■ TASK INSTRUCTIONS:
Lines in the listing below that hold "JSON" are the ones to copy.

■ MATERIAL FOR THE TASK:
□ □ □ □ □

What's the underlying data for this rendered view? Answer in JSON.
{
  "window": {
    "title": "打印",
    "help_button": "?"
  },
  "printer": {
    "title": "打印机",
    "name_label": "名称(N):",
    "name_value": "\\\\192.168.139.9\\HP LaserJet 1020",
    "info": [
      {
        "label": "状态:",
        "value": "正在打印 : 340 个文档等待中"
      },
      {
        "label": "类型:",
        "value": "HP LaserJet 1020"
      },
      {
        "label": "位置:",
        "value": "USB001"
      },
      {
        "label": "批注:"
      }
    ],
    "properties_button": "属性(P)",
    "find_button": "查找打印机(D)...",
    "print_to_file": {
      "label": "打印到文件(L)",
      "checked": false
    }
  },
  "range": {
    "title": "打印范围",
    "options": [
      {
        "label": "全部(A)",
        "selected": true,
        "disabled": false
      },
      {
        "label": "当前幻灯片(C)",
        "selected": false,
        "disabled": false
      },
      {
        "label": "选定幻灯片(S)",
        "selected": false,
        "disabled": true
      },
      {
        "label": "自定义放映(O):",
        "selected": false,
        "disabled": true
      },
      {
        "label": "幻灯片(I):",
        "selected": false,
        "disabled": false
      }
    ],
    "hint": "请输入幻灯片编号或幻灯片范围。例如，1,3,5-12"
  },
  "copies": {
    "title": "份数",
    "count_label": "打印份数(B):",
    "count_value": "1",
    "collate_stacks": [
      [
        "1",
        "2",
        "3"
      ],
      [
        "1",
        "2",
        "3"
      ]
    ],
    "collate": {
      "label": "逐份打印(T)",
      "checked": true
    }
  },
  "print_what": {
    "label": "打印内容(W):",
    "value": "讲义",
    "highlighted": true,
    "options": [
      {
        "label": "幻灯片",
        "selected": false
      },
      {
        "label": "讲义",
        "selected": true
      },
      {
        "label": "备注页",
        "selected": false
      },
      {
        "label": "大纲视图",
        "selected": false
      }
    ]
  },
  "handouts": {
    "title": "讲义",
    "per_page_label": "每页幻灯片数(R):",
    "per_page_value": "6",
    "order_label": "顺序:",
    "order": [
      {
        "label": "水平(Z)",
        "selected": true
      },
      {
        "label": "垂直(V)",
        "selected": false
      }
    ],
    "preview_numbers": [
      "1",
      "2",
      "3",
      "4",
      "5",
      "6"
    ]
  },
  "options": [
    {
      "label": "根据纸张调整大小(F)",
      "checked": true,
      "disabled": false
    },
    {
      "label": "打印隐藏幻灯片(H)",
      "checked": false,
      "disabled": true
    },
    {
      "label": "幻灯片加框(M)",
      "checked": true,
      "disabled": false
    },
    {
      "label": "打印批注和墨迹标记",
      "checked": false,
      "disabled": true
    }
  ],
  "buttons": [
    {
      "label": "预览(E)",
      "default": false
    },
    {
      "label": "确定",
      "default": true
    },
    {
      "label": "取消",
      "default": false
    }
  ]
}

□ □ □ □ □

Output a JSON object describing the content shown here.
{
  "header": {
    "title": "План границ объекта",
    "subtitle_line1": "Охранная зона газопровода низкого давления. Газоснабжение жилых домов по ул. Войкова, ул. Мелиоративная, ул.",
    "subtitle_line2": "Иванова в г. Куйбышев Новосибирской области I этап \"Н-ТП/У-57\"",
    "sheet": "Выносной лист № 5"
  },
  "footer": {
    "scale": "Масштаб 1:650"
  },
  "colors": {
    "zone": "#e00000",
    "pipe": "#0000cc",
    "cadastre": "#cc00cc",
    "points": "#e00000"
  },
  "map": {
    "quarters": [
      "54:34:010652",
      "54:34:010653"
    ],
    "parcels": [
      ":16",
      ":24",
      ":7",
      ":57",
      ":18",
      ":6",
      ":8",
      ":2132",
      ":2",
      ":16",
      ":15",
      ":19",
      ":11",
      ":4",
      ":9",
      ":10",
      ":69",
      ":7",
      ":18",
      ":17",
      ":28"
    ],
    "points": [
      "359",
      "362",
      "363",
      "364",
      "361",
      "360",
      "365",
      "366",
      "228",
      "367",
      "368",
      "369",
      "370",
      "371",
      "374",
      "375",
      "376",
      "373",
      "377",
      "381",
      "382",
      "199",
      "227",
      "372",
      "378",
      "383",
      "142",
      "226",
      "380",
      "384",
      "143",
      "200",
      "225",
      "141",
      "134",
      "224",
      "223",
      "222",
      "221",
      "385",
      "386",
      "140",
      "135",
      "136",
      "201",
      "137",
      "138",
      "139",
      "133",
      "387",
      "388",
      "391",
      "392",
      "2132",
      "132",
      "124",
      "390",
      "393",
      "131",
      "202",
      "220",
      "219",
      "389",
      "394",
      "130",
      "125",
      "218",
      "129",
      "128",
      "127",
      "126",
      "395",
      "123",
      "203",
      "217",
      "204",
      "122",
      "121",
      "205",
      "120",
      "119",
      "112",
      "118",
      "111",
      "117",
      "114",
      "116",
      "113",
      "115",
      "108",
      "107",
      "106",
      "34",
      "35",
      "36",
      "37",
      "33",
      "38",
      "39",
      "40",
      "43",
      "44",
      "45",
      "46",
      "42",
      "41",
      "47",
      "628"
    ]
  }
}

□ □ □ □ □

■ OUTPUT FOR THIS TASK:
What's the underlying data for this rendered view? Answer in JSON.
Output a JSON object describing the content shown here.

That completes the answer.